So, I've been known for not being particularly patriotic. Scratch that. Downright angry might be a better description of my attitude sometimes (and, never fear, I am still disgruntled by many things). And so the title "I love America" sounds like it's going to be snotty, because most readers know that I'm not the one likely to write a blog post how wonderful our great nation is and end it with "God Bless 'Merica."
But you know, even if I still have this weird identity thing going on where I don't feel ownership or belonging here, I really do love this place, and I thought a lot about it in the Fall as Isaac and I explored small-town Texas and I watched all the hubbub around the elections.
I love that when I go to most American cities, I can find not only pizza and burgers, but also Ethiopian, Thai, Mexican, Indian, Chinese, Mediterranean, and Vietnamese food. I love that our cities are filled with neighborhoods that reflect immigrant influxes from places like Poland, Ukraine, Italy, Ireland, Sweden, India, Japan, etc. I love that this place is a collage of people and cultures and languages. I am thrilled when I board a city train and find myself surrounded by foreign languages. I'm taken aback when I find people attempting to homogenize our culture, because the variety is my very favorite thing about this place.
I am incredibly proud that the US resettles more than twice the number of refugees than any other country in the world. That, my friends, is caring for the poor and homeless of the world. I love that we give them government assistance when they arrive, and mandate that the resettlement organizations take steps to help them with cultural adjustment and finding a job.
On the other hand, I also love much of the culture of small town, rural America. I love the rusty pickup trucks and diners that serve an egg and pancake special. That Friday Night Lights and the movie Bernie actually reflect reality is an amazing thing. I love the wrinkled and heavily accented grandparents who have worked hard their whole lives for not much. I'm a huge fan of bluegrass and country music, and it's become a part of me. I love the drive across those "fly over states" that reveals vast open spaces of land speckled with small towns. And folks, Wranglers and cowboy hats and boots are a beautiful thing, even if I am a bit of a city girl. Sweet tea, biscuits, and apple pie? What's not to like? Just like visiting tiny towns in other countries reveals quirky rural culture, so do our small towns, and I appreciate them now much more than I did before.

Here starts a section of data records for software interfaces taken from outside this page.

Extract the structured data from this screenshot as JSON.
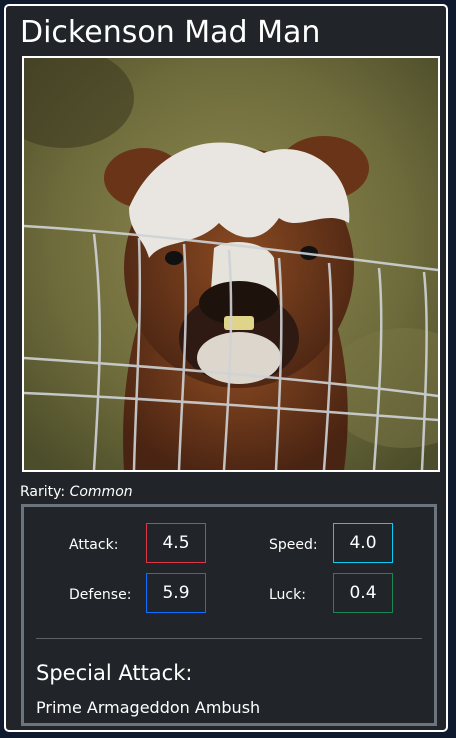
{
  "card": {
    "name": "Dickenson Mad Man",
    "image_alt": "alpaca behind wire fence",
    "rarity_label": "Rarity:",
    "rarity_value": "Common"
  },
  "stats": {
    "attack": {
      "label": "Attack:",
      "value": "4.5",
      "color": "#dc3545"
    },
    "speed": {
      "label": "Speed:",
      "value": "4.0",
      "color": "#0dcaf0"
    },
    "defense": {
      "label": "Defense:",
      "value": "5.9",
      "color": "#0d6efd"
    },
    "luck": {
      "label": "Luck:",
      "value": "0.4",
      "color": "#198754"
    }
  },
  "special_attack": {
    "title": "Special Attack:",
    "name": "Prime Armageddon Ambush"
  },
  "colors": {
    "card_bg": "#212529",
    "border": "#ffffff",
    "stats_border": "#6c757d"
  }
}
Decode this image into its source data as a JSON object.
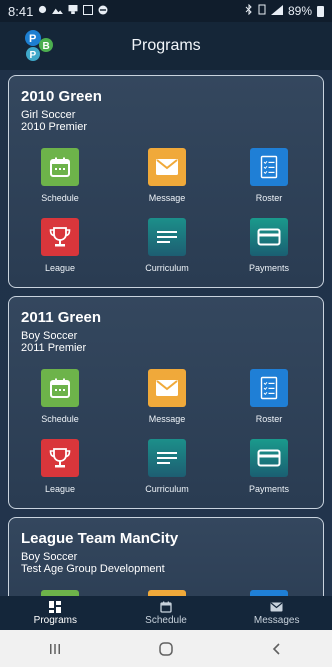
{
  "status_bar": {
    "time": "8:41",
    "battery": "89%"
  },
  "header": {
    "title": "Programs"
  },
  "teams": [
    {
      "name": "2010 Green",
      "sport": "Girl Soccer",
      "group": "2010 Premier",
      "tiles": [
        "Schedule",
        "Message",
        "Roster",
        "League",
        "Curriculum",
        "Payments"
      ]
    },
    {
      "name": "2011 Green",
      "sport": "Boy Soccer",
      "group": "2011 Premier",
      "tiles": [
        "Schedule",
        "Message",
        "Roster",
        "League",
        "Curriculum",
        "Payments"
      ]
    },
    {
      "name": "League Team ManCity",
      "sport": "Boy Soccer",
      "group": "Test Age Group Development"
    }
  ],
  "bottom_nav": {
    "items": [
      {
        "label": "Programs",
        "icon": "programs-icon",
        "active": true
      },
      {
        "label": "Schedule",
        "icon": "calendar-icon",
        "active": false
      },
      {
        "label": "Messages",
        "icon": "mail-icon",
        "active": false
      }
    ]
  },
  "colors": {
    "schedule": "#6db34a",
    "message": "#f0a93a",
    "roster": "#1f7fd6",
    "league": "#d9363b",
    "curriculum": "#1c8f8a",
    "payments": "#1a9a8c"
  }
}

I love the hippie culture of places like Portland and Austin, where ramshackle is intentional and things like fine coffee and natural foods are not considered pretentious but simply good, and I know we are privileged but I love it. I love the different kind of artsy with tattoos and dreads and creativity, and deep inside I think I'm still 22 and and a hipster.
And oh, this country is beautiful. It's a shame we don't travel more here, because it's sunning. The white sands and old beach houses of Cape Cod, the wild Appalachians, the cliffs and sunsets of California, the pine forests of Oregon, the layers of beautifully barren rock rock and sun in the Southwest, and best of all the unmatched mountainous glory of Colorado, Wyoming, and Montana. Seriously, ya'll, visit Glacier National Park. We value the outdoors and beauty, and even in the city we keep corners of green and more space than the rest of the world expects, so I find there's always room to breathe.
Everything is a generalization, but I love that we are frank and casual, blunt and forthright and expecting others to be the same. We are the country that promotes jeans and having a beer on the White House lawn to make peace. We do less state dinners and more family gatherings. We say too much about our personal lives in blogs, and it's pretty obvious that my blogging and barefoot wandering around a formal office indicate that I am a part of this casual and frank culture.
Speaking of blogging, free speech and the freedom of religion? Yeah. The ideas behind our constitution that build a governmental system that represents the people and balances power? It's amazing. Our founding documents are stunning, and when I read Wild Swans and saw the heart of a Chinese woman reading our founding fathers for the first time, I appreciated it all so much more deeply. We haven't been perfect by any stretch of the imagination, but I love the American government system, and I love that we can publicly discuss and even protest every part of it and every current leader.
And, since Brad Paisley pretty perfectly exemplifies someone that sings about the beautiful small things in American life and yet also shows the variety and the world and simultaneously makes me laugh.... this, ya'll.
See also Brad Paisley's "American Saturday Night" and ... okay fine, one more. "Southern Comfort Zone." Bryanne, this is one you might vaguely appreciate!